This week the government will invite us to think in two different ways about investment. One invitation is implicit and the other explicit.

The implicit one will come late in the week from Simon Power and other social services ministers on the “drivers of crime”.

Power’s main focus has been to be tough on crime, increase police powers and take victims’ side. While American states have been trying to cut prison numbers to save cash, John Key’s cabinet has been determined to put more in prisons.

There is another side. In April Power called a “drivers of crime” conference which heard research evidence that a bad early start in life correlates closely with later criminal behaviour. Investing in reducing the number of bad starts eventually pays a double dividend of adults who are economically productive and who need less health care and other help and don’t do crime and expensive time in prison. Also, heavier investment in those who do get to prison can get a positive return from some.

This week’s announcement will pull together work by departments and service providers to limit damage in four “key areas”: ante-natal, maternity and early parenthood shortcomings; children’s behavioural problems; family violence; and harm caused by alcohol.

That work must be done within existing spending baselines, so must seek out innovative ideas and organisations. Paula Bennett, for example, last week signed up an Auckland charity for a three-month pilot of intensive work with families where there has been a violent incident.

They must stay within existing baselines because Bill English will restate in his half-yearly economic and fiscal update tomorrow that the government must spend less of the GDP.

There are two ways to do that: cut some activities, which some departments have been doing; and get more cost-effective delivery, through innovation and devolution. The word “effective” is important: many non-government organisations which might cost taxpayers less lack the capability to do it well.

The risk in too-hasty devolution is that in effect the government might disinvest, with an eventual negative return.

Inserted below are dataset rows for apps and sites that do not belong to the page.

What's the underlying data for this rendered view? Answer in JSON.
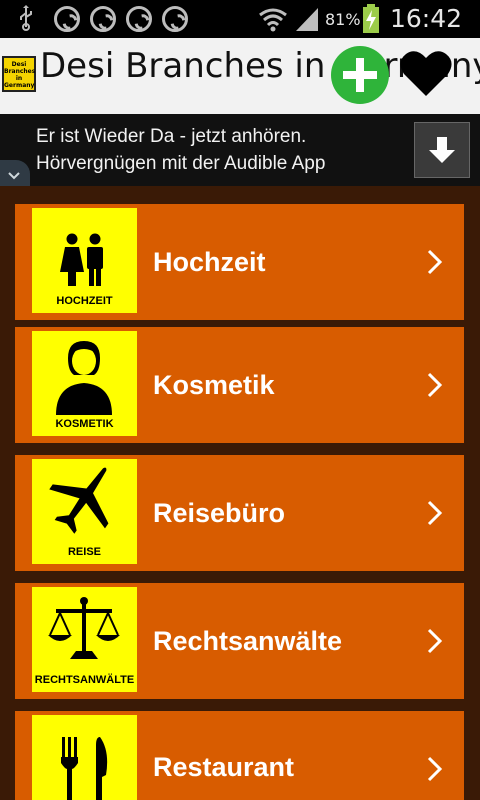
{
  "status_bar": {
    "battery_percent": "81%",
    "time": "16:42",
    "notification_icons": [
      "usb-icon",
      "shazam-icon",
      "shazam-icon",
      "shazam-icon",
      "shazam-icon"
    ]
  },
  "header": {
    "title": "Desi Branches in Germany",
    "logo_text": "Desi Branches in Germany",
    "add_icon": "plus-circle-icon",
    "favorite_icon": "heart-icon"
  },
  "ad": {
    "line1": "Er ist Wieder Da - jetzt anhören.",
    "line2": "Hörvergnügen mit der Audible App"
  },
  "categories": [
    {
      "label": "Hochzeit",
      "tile_label": "HOCHZEIT",
      "icon": "couple-icon"
    },
    {
      "label": "Kosmetik",
      "tile_label": "KOSMETIK",
      "icon": "woman-icon"
    },
    {
      "label": "Reisebüro",
      "tile_label": "REISE",
      "icon": "airplane-icon"
    },
    {
      "label": "Rechtsanwälte",
      "tile_label": "RECHTSANWÄLTE",
      "icon": "scales-icon"
    },
    {
      "label": "Restaurant",
      "tile_label": "",
      "icon": "cutlery-icon"
    }
  ],
  "colors": {
    "item_background": "#d85c00",
    "tile_background": "#ffff00",
    "list_background": "#3a1a06",
    "add_button": "#2fb43a"
  }
}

So Power and English are implicitly inviting us into an investment framework for thinking about social services.

On Wednesday, we will be explicitly invited to think about investment when the capital markets development taskforce headed by investment banker Rob Cameron reports. This, coupled with the tax working group’s report, will give Key and English much to chew over in January. They have already begun chewing.

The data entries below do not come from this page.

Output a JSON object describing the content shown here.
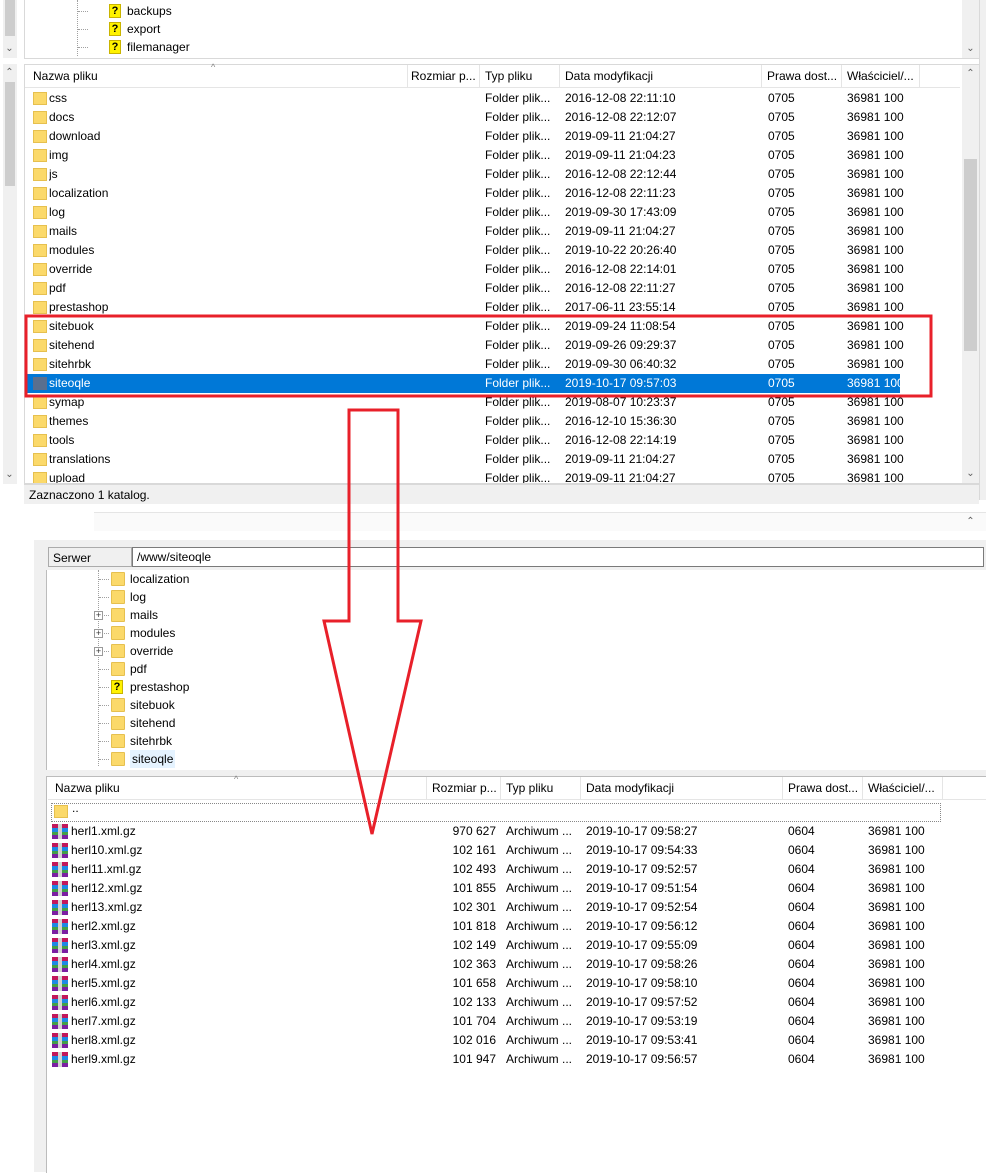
{
  "top_tree": {
    "items": [
      {
        "label": "backups",
        "icon": "question-folder-icon"
      },
      {
        "label": "export",
        "icon": "question-folder-icon"
      },
      {
        "label": "filemanager",
        "icon": "question-folder-icon"
      }
    ]
  },
  "top_list": {
    "columns": [
      "Nazwa pliku",
      "Rozmiar p...",
      "Typ pliku",
      "Data modyfikacji",
      "Prawa dost...",
      "Właściciel/..."
    ],
    "rows": [
      {
        "name": "css",
        "type": "Folder plik...",
        "modified": "2016-12-08 22:11:10",
        "perms": "0705",
        "owner": "36981 100"
      },
      {
        "name": "docs",
        "type": "Folder plik...",
        "modified": "2016-12-08 22:12:07",
        "perms": "0705",
        "owner": "36981 100"
      },
      {
        "name": "download",
        "type": "Folder plik...",
        "modified": "2019-09-11 21:04:27",
        "perms": "0705",
        "owner": "36981 100"
      },
      {
        "name": "img",
        "type": "Folder plik...",
        "modified": "2019-09-11 21:04:23",
        "perms": "0705",
        "owner": "36981 100"
      },
      {
        "name": "js",
        "type": "Folder plik...",
        "modified": "2016-12-08 22:12:44",
        "perms": "0705",
        "owner": "36981 100"
      },
      {
        "name": "localization",
        "type": "Folder plik...",
        "modified": "2016-12-08 22:11:23",
        "perms": "0705",
        "owner": "36981 100"
      },
      {
        "name": "log",
        "type": "Folder plik...",
        "modified": "2019-09-30 17:43:09",
        "perms": "0705",
        "owner": "36981 100"
      },
      {
        "name": "mails",
        "type": "Folder plik...",
        "modified": "2019-09-11 21:04:27",
        "perms": "0705",
        "owner": "36981 100"
      },
      {
        "name": "modules",
        "type": "Folder plik...",
        "modified": "2019-10-22 20:26:40",
        "perms": "0705",
        "owner": "36981 100"
      },
      {
        "name": "override",
        "type": "Folder plik...",
        "modified": "2016-12-08 22:14:01",
        "perms": "0705",
        "owner": "36981 100"
      },
      {
        "name": "pdf",
        "type": "Folder plik...",
        "modified": "2016-12-08 22:11:27",
        "perms": "0705",
        "owner": "36981 100"
      },
      {
        "name": "prestashop",
        "type": "Folder plik...",
        "modified": "2017-06-11 23:55:14",
        "perms": "0705",
        "owner": "36981 100"
      },
      {
        "name": "sitebuok",
        "type": "Folder plik...",
        "modified": "2019-09-24 11:08:54",
        "perms": "0705",
        "owner": "36981 100"
      },
      {
        "name": "sitehend",
        "type": "Folder plik...",
        "modified": "2019-09-26 09:29:37",
        "perms": "0705",
        "owner": "36981 100"
      },
      {
        "name": "sitehrbk",
        "type": "Folder plik...",
        "modified": "2019-09-30 06:40:32",
        "perms": "0705",
        "owner": "36981 100"
      },
      {
        "name": "siteoqle",
        "type": "Folder plik...",
        "modified": "2019-10-17 09:57:03",
        "perms": "0705",
        "owner": "36981 100",
        "selected": true
      },
      {
        "name": "symap",
        "type": "Folder plik...",
        "modified": "2019-08-07 10:23:37",
        "perms": "0705",
        "owner": "36981 100"
      },
      {
        "name": "themes",
        "type": "Folder plik...",
        "modified": "2016-12-10 15:36:30",
        "perms": "0705",
        "owner": "36981 100"
      },
      {
        "name": "tools",
        "type": "Folder plik...",
        "modified": "2016-12-08 22:14:19",
        "perms": "0705",
        "owner": "36981 100"
      },
      {
        "name": "translations",
        "type": "Folder plik...",
        "modified": "2019-09-11 21:04:27",
        "perms": "0705",
        "owner": "36981 100"
      },
      {
        "name": "upload",
        "type": "Folder plik...",
        "modified": "2019-09-11 21:04:27",
        "perms": "0705",
        "owner": "36981 100"
      }
    ],
    "status": "Zaznaczono 1 katalog."
  },
  "remote": {
    "label": "Serwer zdalny:",
    "path": "/www/siteoqle"
  },
  "bottom_tree": {
    "items": [
      {
        "label": "localization",
        "icon": "folder-icon",
        "expander": false
      },
      {
        "label": "log",
        "icon": "folder-icon",
        "expander": false
      },
      {
        "label": "mails",
        "icon": "folder-icon",
        "expander": true
      },
      {
        "label": "modules",
        "icon": "folder-icon",
        "expander": true
      },
      {
        "label": "override",
        "icon": "folder-icon",
        "expander": true
      },
      {
        "label": "pdf",
        "icon": "folder-icon",
        "expander": false
      },
      {
        "label": "prestashop",
        "icon": "question-folder-icon",
        "expander": false
      },
      {
        "label": "sitebuok",
        "icon": "folder-icon",
        "expander": false
      },
      {
        "label": "sitehend",
        "icon": "folder-icon",
        "expander": false
      },
      {
        "label": "sitehrbk",
        "icon": "folder-icon",
        "expander": false
      },
      {
        "label": "siteoqle",
        "icon": "folder-icon",
        "expander": false,
        "selected": true
      }
    ]
  },
  "bottom_list": {
    "columns": [
      "Nazwa pliku",
      "Rozmiar p...",
      "Typ pliku",
      "Data modyfikacji",
      "Prawa dost...",
      "Właściciel/..."
    ],
    "parent_row": "..",
    "rows": [
      {
        "name": "herl1.xml.gz",
        "size": "970 627",
        "type": "Archiwum ...",
        "modified": "2019-10-17 09:58:27",
        "perms": "0604",
        "owner": "36981 100"
      },
      {
        "name": "herl10.xml.gz",
        "size": "102 161",
        "type": "Archiwum ...",
        "modified": "2019-10-17 09:54:33",
        "perms": "0604",
        "owner": "36981 100"
      },
      {
        "name": "herl11.xml.gz",
        "size": "102 493",
        "type": "Archiwum ...",
        "modified": "2019-10-17 09:52:57",
        "perms": "0604",
        "owner": "36981 100"
      },
      {
        "name": "herl12.xml.gz",
        "size": "101 855",
        "type": "Archiwum ...",
        "modified": "2019-10-17 09:51:54",
        "perms": "0604",
        "owner": "36981 100"
      },
      {
        "name": "herl13.xml.gz",
        "size": "102 301",
        "type": "Archiwum ...",
        "modified": "2019-10-17 09:52:54",
        "perms": "0604",
        "owner": "36981 100"
      },
      {
        "name": "herl2.xml.gz",
        "size": "101 818",
        "type": "Archiwum ...",
        "modified": "2019-10-17 09:56:12",
        "perms": "0604",
        "owner": "36981 100"
      },
      {
        "name": "herl3.xml.gz",
        "size": "102 149",
        "type": "Archiwum ...",
        "modified": "2019-10-17 09:55:09",
        "perms": "0604",
        "owner": "36981 100"
      },
      {
        "name": "herl4.xml.gz",
        "size": "102 363",
        "type": "Archiwum ...",
        "modified": "2019-10-17 09:58:26",
        "perms": "0604",
        "owner": "36981 100"
      },
      {
        "name": "herl5.xml.gz",
        "size": "101 658",
        "type": "Archiwum ...",
        "modified": "2019-10-17 09:58:10",
        "perms": "0604",
        "owner": "36981 100"
      },
      {
        "name": "herl6.xml.gz",
        "size": "102 133",
        "type": "Archiwum ...",
        "modified": "2019-10-17 09:57:52",
        "perms": "0604",
        "owner": "36981 100"
      },
      {
        "name": "herl7.xml.gz",
        "size": "101 704",
        "type": "Archiwum ...",
        "modified": "2019-10-17 09:53:19",
        "perms": "0604",
        "owner": "36981 100"
      },
      {
        "name": "herl8.xml.gz",
        "size": "102 016",
        "type": "Archiwum ...",
        "modified": "2019-10-17 09:53:41",
        "perms": "0604",
        "owner": "36981 100"
      },
      {
        "name": "herl9.xml.gz",
        "size": "101 947",
        "type": "Archiwum ...",
        "modified": "2019-10-17 09:56:57",
        "perms": "0604",
        "owner": "36981 100"
      }
    ]
  },
  "annotation": {
    "highlight_color": "#e8202a",
    "arrow_color": "#e8202a",
    "selection_color": "#0078d7"
  }
}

The importance to everyday New Zealanders of Cameron’s rather dry work is that if capital markets are thin or don’t work well, that limits investment in businesses and we get richer more slowly — and, as a result, we can expect to wave goodbye to more economic refugees headed to Australia.

Some of the taskforce’s recommendations have seeped out. A media interview with Cameron last month foreshadowed law changes to prevent financial advisers taking commissions and require them to act in the best interests of clients. (People who thought they had “invested” in Hanover might take grim note.)

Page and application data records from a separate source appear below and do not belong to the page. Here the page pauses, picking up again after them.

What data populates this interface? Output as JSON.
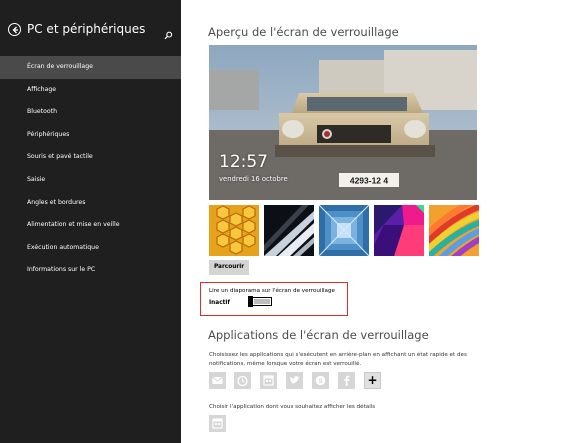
{
  "sidebar": {
    "title": "PC et périphériques",
    "items": [
      {
        "label": "Écran de verrouillage",
        "active": true
      },
      {
        "label": "Affichage"
      },
      {
        "label": "Bluetooth"
      },
      {
        "label": "Périphériques"
      },
      {
        "label": "Souris et pavé tactile"
      },
      {
        "label": "Saisie"
      },
      {
        "label": "Angles et bordures"
      },
      {
        "label": "Alimentation et mise en veille"
      },
      {
        "label": "Exécution automatique"
      },
      {
        "label": "Informations sur le PC"
      }
    ]
  },
  "preview": {
    "heading": "Aperçu de l'écran de verrouillage",
    "time": "12:57",
    "date": "vendredi 16 octobre",
    "plate": "4293-12 4"
  },
  "thumbnails": [
    {
      "name": "honeycomb"
    },
    {
      "name": "piano-keys"
    },
    {
      "name": "tunnel"
    },
    {
      "name": "geometric-color"
    },
    {
      "name": "colored-pencils"
    }
  ],
  "browse_button": "Parcourir",
  "slideshow": {
    "label": "Lire un diaporama sur l'écran de verrouillage",
    "state": "Inactif",
    "on": false
  },
  "apps": {
    "heading": "Applications de l'écran de verrouillage",
    "description": "Choisissez les applications qui s'exécutent en arrière-plan en affichant un état rapide et des notifications, même lorsque votre écran est verrouillé.",
    "icons": [
      "mail-icon",
      "alarm-icon",
      "calendar-icon",
      "twitter-icon",
      "skype-icon",
      "facebook-icon",
      "plus-icon"
    ],
    "plus_label": "+",
    "details_label": "Choisir l'application dont vous souhaitez afficher les détails"
  }
}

Other seepages from the taskforce have been encouraging ministers to firm their intention to sell minority shares in state enterprises in floats to mum-and-dad investors after 2011. Before then, we are likely to see some significant outside investment in one state-owned enterprise’s subsidiaries as a way of expanding the business — a device used a little under the no-sell Labour-led government.

Minority shareholdings in state companies (and other entities, including iwi enterprises) would thicken the Stock Exchange, which is thin on banking, utilities and infrastructure and agricultural stocks. Having more options might invite scared or wary investors back in. Trust is as thin as the market. Houses are safer, so New Zealanders think, with cause.

But houses don’t make new ideas and higher wages. Nor does a tax mix which pushes investors into houses. The Reserve Bank tellingly worried last week about perverse tax incentives. Cameron was on the tax working group, which said the system is broken.

The taskforce’s brief went wide: disclosure documents, property rights, financial literacy, risk capital, the low new-company birthrate, funds management, regulation and scale, plus opportunities for funds to domicile here in at-present unregulated markets, around agriculture and in niche expertise.

The government is likely to pick up most recommendations because the taskforce tested its thinking widely, including with officials and ministers, and as a result developed a broad consensus founded on give-and-take — an exemplary policymaking process.

Will that make a difference? For 20 years this has been a grasshopper economy, a make-believe eternal summer of binge-borrowing. Investment is a foreign notion here.

Making investment respectable in their different fields is one of Power’s and English’s biggest tasks.